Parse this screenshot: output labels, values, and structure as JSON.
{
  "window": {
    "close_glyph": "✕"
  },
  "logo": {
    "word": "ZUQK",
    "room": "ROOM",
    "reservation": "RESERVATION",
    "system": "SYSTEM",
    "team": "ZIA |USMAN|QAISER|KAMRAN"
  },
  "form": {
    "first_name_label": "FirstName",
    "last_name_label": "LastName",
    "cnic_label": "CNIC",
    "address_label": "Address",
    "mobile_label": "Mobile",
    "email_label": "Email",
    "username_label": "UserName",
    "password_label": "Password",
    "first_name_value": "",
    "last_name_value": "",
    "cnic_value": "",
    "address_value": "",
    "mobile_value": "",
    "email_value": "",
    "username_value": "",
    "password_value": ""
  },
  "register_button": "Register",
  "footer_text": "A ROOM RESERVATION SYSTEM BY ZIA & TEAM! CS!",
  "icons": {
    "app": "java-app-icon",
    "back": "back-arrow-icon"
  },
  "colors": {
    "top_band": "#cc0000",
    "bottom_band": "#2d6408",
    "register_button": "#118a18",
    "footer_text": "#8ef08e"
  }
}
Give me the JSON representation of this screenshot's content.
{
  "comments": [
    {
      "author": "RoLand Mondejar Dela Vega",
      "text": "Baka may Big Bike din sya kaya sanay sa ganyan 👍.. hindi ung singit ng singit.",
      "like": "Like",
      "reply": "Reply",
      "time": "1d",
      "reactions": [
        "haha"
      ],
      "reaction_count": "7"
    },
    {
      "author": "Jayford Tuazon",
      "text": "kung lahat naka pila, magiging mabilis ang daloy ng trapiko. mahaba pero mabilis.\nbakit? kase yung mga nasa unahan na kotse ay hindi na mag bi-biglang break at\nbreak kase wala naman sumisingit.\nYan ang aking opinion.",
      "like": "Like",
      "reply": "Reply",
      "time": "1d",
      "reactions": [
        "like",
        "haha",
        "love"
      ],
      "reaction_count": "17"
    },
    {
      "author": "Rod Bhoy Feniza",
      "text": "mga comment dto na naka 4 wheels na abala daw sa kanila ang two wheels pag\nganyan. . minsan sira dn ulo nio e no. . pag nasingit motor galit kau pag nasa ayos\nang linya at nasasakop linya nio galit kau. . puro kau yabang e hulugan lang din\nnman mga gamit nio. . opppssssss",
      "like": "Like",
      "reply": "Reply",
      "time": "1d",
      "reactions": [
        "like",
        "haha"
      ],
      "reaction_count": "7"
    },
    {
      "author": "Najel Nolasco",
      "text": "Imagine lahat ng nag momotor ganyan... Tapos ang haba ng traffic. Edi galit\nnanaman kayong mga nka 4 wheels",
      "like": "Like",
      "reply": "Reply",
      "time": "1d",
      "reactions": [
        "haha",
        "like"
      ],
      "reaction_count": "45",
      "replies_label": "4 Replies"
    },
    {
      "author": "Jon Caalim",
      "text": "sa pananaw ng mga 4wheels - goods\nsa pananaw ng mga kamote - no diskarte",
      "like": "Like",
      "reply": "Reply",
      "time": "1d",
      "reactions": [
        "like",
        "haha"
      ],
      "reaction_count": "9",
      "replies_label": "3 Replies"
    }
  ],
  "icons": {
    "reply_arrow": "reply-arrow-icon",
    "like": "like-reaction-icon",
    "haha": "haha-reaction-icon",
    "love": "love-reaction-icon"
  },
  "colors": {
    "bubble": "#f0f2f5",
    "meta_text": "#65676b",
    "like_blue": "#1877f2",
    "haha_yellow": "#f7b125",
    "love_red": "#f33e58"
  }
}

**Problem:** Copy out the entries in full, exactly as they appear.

**Response to this exercise:**
Parse this screenshot: output labels, values, and structure as JSON.
{
  "window": {
    "close_glyph": "✕"
  },
  "logo": {
    "word": "ZUQK",
    "room": "ROOM",
    "reservation": "RESERVATION",
    "system": "SYSTEM",
    "team": "ZIA |USMAN|QAISER|KAMRAN"
  },
  "form": {
    "first_name_label": "FirstName",
    "last_name_label": "LastName",
    "cnic_label": "CNIC",
    "address_label": "Address",
    "mobile_label": "Mobile",
    "email_label": "Email",
    "username_label": "UserName",
    "password_label": "Password",
    "first_name_value": "",
    "last_name_value": "",
    "cnic_value": "",
    "address_value": "",
    "mobile_value": "",
    "email_value": "",
    "username_value": "",
    "password_value": ""
  },
  "register_button": "Register",
  "footer_text": "A ROOM RESERVATION SYSTEM BY ZIA & TEAM! CS!",
  "icons": {
    "app": "java-app-icon",
    "back": "back-arrow-icon"
  },
  "colors": {
    "top_band": "#cc0000",
    "bottom_band": "#2d6408",
    "register_button": "#118a18",
    "footer_text": "#8ef08e"
  }
}
Give me the JSON representation of this screenshot's content.
{
  "comments": [
    {
      "author": "RoLand Mondejar Dela Vega",
      "text": "Baka may Big Bike din sya kaya sanay sa ganyan 👍.. hindi ung singit ng singit.",
      "like": "Like",
      "reply": "Reply",
      "time": "1d",
      "reactions": [
        "haha"
      ],
      "reaction_count": "7"
    },
    {
      "author": "Jayford Tuazon",
      "text": "kung lahat naka pila, magiging mabilis ang daloy ng trapiko. mahaba pero mabilis.\nbakit? kase yung mga nasa unahan na kotse ay hindi na mag bi-biglang break at\nbreak kase wala naman sumisingit.\nYan ang aking opinion.",
      "like": "Like",
      "reply": "Reply",
      "time": "1d",
      "reactions": [
        "like",
        "haha",
        "love"
      ],
      "reaction_count": "17"
    },
    {
      "author": "Rod Bhoy Feniza",
      "text": "mga comment dto na naka 4 wheels na abala daw sa kanila ang two wheels pag\nganyan. . minsan sira dn ulo nio e no. . pag nasingit motor galit kau pag nasa ayos\nang linya at nasasakop linya nio galit kau. . puro kau yabang e hulugan lang din\nnman mga gamit nio. . opppssssss",
      "like": "Like",
      "reply": "Reply",
      "time": "1d",
      "reactions": [
        "like",
        "haha"
      ],
      "reaction_count": "7"
    },
    {
      "author": "Najel Nolasco",
      "text": "Imagine lahat ng nag momotor ganyan... Tapos ang haba ng traffic. Edi galit\nnanaman kayong mga nka 4 wheels",
      "like": "Like",
      "reply": "Reply",
      "time": "1d",
      "reactions": [
        "haha",
        "like"
      ],
      "reaction_count": "45",
      "replies_label": "4 Replies"
    },
    {
      "author": "Jon Caalim",
      "text": "sa pananaw ng mga 4wheels - goods\nsa pananaw ng mga kamote - no diskarte",
      "like": "Like",
      "reply": "Reply",
      "time": "1d",
      "reactions": [
        "like",
        "haha"
      ],
      "reaction_count": "9",
      "replies_label": "3 Replies"
    }
  ],
  "icons": {
    "reply_arrow": "reply-arrow-icon",
    "like": "like-reaction-icon",
    "haha": "haha-reaction-icon",
    "love": "love-reaction-icon"
  },
  "colors": {
    "bubble": "#f0f2f5",
    "meta_text": "#65676b",
    "like_blue": "#1877f2",
    "haha_yellow": "#f7b125",
    "love_red": "#f33e58"
  }
}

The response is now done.